In Star Wars, Luke, a young farmer, receives an unexpected call to rescue a princess. At first he resists, but when the farm is burnt down (with his aunt and uncle inside), he changes his mind. In the company of Ben Kenobi, Han Solo, Chewie and two androids, he takes on the Empire. Along the way he grows as a person. And, in the end, he destroys the Death Star.
In The Lord of the Rings, Frodo, a young hobbit, is unexpectedly tasked with destroying The Ring. At first he resists, but with the threat that Sauron will obliterate the Shire, he changes his mind. In the company of Gandalf, Sam and the rest of the Fellowship of the Ring, he takes on the Dark Lord. Along the way he grows within. And, in the end, he emerges victorious on Mount Doom. In Braveheart, William Wallace, a young Scotsman, is pressured to confront the English invaders. At first he resists, but when his wife is murdered he changes his mind. In the company of his followers, he wages a guerilla war against Edward I. Along the way he grows as a leader. He is betrayed and executed, but his spirit triumphs in the final battle, where Robert the Bruce asks his armies to follow him as they once followed Wallace.
Star Wars, Lord of the Rings, Braveheart and even Homer’s Odyssey are essentially the same story. Or to be precise, they have the same structure. Joseph Campbell, in The Hero with a Thousand Faces – inspired by classical mythology – called it The Hero’s Journey, a narrative in 17 stages, later reduced to 12 by Christopher Vogler. It can be found in countless narratives, and not just epics: in his book, Myth and the Movies, Voytilla analyses hundreds of screenplays and structurally relates Jaws, Annie Hall or Chinatown with ease.
The Hero’s Journey is just one of many such structures for telling stories. In his Poetics, Aristotle coined the first one, in three acts (beginning, middle and end); later, Syd Field modernised it in his screenplay theory (set-up, confrontation and resolution), adding intermediate turning points; Gulino refined it with his eight-sequence approach; Blake Snyder divided the action into 15 dramatic beats; Harmon rearranged everything into an eight-phase circle; Christopher Booker argued that all stories can be framed in seven master plots; and Pixar’s Emma Coats (22 Rules of Storytelling) sums it all up in a simple narrative sequence: Once upon a time__Every day__ But one day__ Because of that__ Because of that__ …/… Until at last__.
Narratives, be they theatre, film, series, spots, commercials, digital campaigns, strategies – or even this article – respond to structures. Each medium has its own. Some are canonical and some are intuitive, but they always put thinking in order and accelerate it. Structure is the barest hint of the scientific in any story.
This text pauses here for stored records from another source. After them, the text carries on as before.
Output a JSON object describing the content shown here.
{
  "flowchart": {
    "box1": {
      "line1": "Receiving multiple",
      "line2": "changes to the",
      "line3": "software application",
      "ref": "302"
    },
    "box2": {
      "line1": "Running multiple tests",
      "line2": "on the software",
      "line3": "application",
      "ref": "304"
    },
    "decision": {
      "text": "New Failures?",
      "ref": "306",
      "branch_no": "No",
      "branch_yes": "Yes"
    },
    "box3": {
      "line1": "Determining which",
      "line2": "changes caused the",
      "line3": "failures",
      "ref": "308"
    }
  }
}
You can either understand this before you start thinking, or you can waste a whole lot of time and efficiency by starting from scratch each time.
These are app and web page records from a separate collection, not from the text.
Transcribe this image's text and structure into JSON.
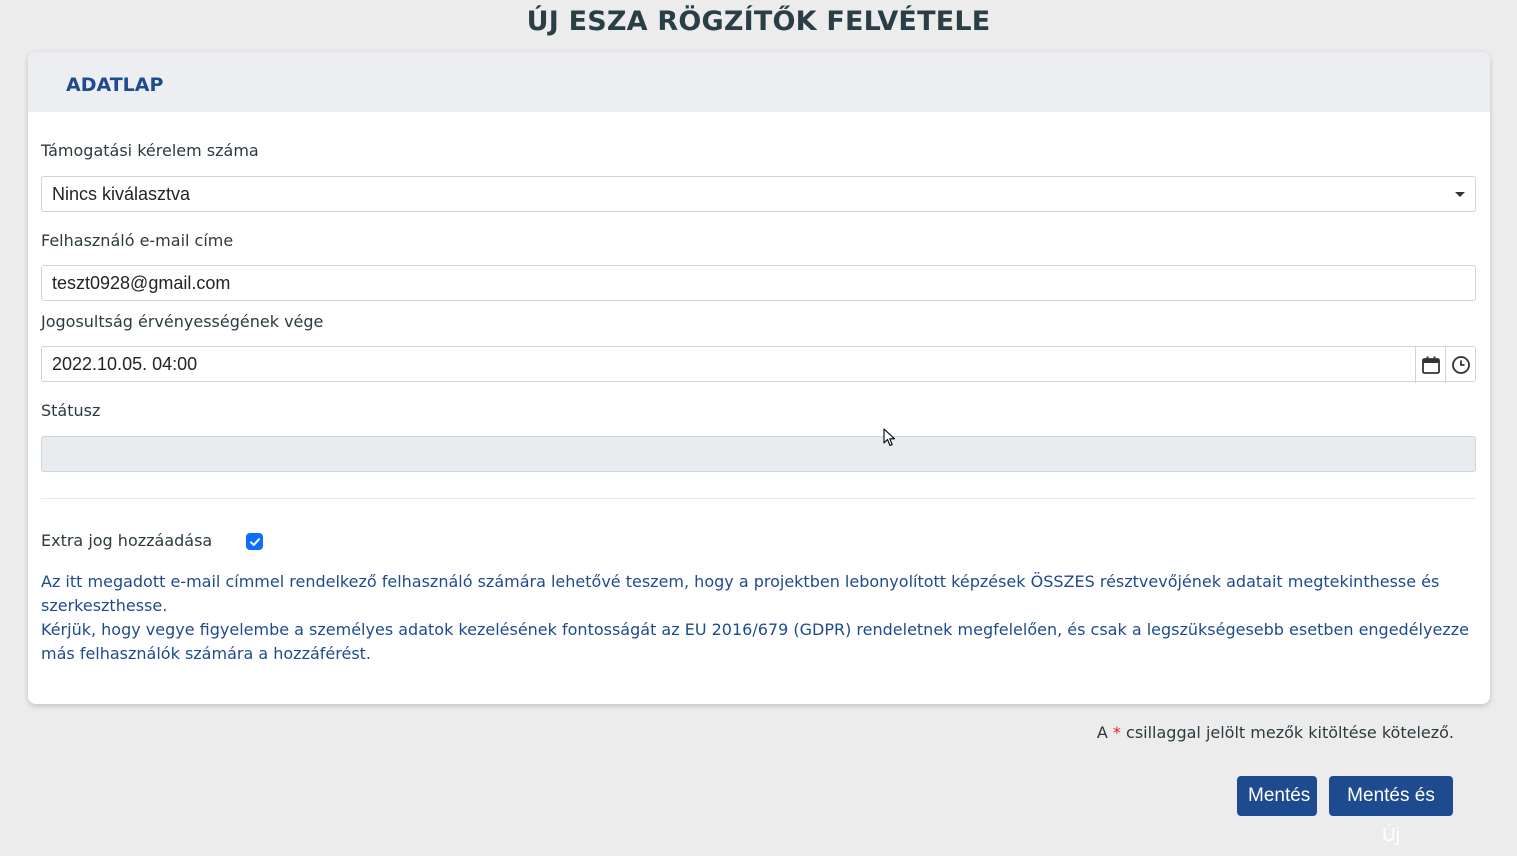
{
  "page": {
    "title": "ÚJ ESZA RÖGZÍTŐK FELVÉTELE"
  },
  "card": {
    "header_title": "ADATLAP"
  },
  "fields": {
    "application_number": {
      "label": "Támogatási kérelem száma",
      "selected": "Nincs kiválasztva"
    },
    "email": {
      "label": "Felhasználó e-mail címe",
      "value": "teszt0928@gmail.com"
    },
    "expiry": {
      "label": "Jogosultság érvényességének vége",
      "value": "2022.10.05. 04:00"
    },
    "status": {
      "label": "Státusz",
      "value": ""
    }
  },
  "extra_right": {
    "label": "Extra jog hozzáadása",
    "checked": true
  },
  "info": {
    "line1": "Az itt megadott e-mail címmel rendelkező felhasználó számára lehetővé teszem, hogy a projektben lebonyolított képzések ÖSSZES résztvevőjének adatait megtekinthesse és szerkeszthesse.",
    "line2": "Kérjük, hogy vegye figyelembe a személyes adatok kezelésének fontosságát az EU 2016/679 (GDPR) rendeletnek megfelelően, és csak a legszükségesebb esetben engedélyezze más felhasználók számára a hozzáférést."
  },
  "required_note": {
    "prefix": "A",
    "star": "*",
    "suffix": "csillaggal jelölt mezők kitöltése kötelező."
  },
  "buttons": {
    "save": "Mentés",
    "save_new": "Mentés és Új"
  },
  "colors": {
    "primary": "#1e4b8f",
    "title": "#2a3f45",
    "required_star": "#d9262c",
    "checkbox": "#0d6efd"
  },
  "icons": {
    "select_caret": "chevron-down-icon",
    "calendar": "calendar-icon",
    "clock": "clock-icon",
    "checkbox": "check-icon",
    "cursor": "mouse-cursor-icon"
  }
}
Some time ago I did a course at the New York Film Academy which was called precisely that: Screenplay, Story & Structure. An Italian classmate of mine said the all the work involved was doing his head in, and complained that it was stifling his creativity. The instructor, who was a professional script reader, argued the opposite: structures work, and they provide a foothold for the creator to focus on what is really important: the story. Some time later, a creative friend came to me all worked up because he had just found out that in Hollywood all films were written with a template. He showed me a worksheet with Snyder’s 15 beats and concluded that creativity was definitely going to shit.
I just smiled. It doesn’t matter whether the structure is 15 beats, The Hero’s Journey or Pixar’s simple sequence. The tricky thing is to fill in the gaps in between so that The Silence of the Lambs, The African Queen or Coco will blossom from that same little sheet. That is true Creativity. That is the real Magic.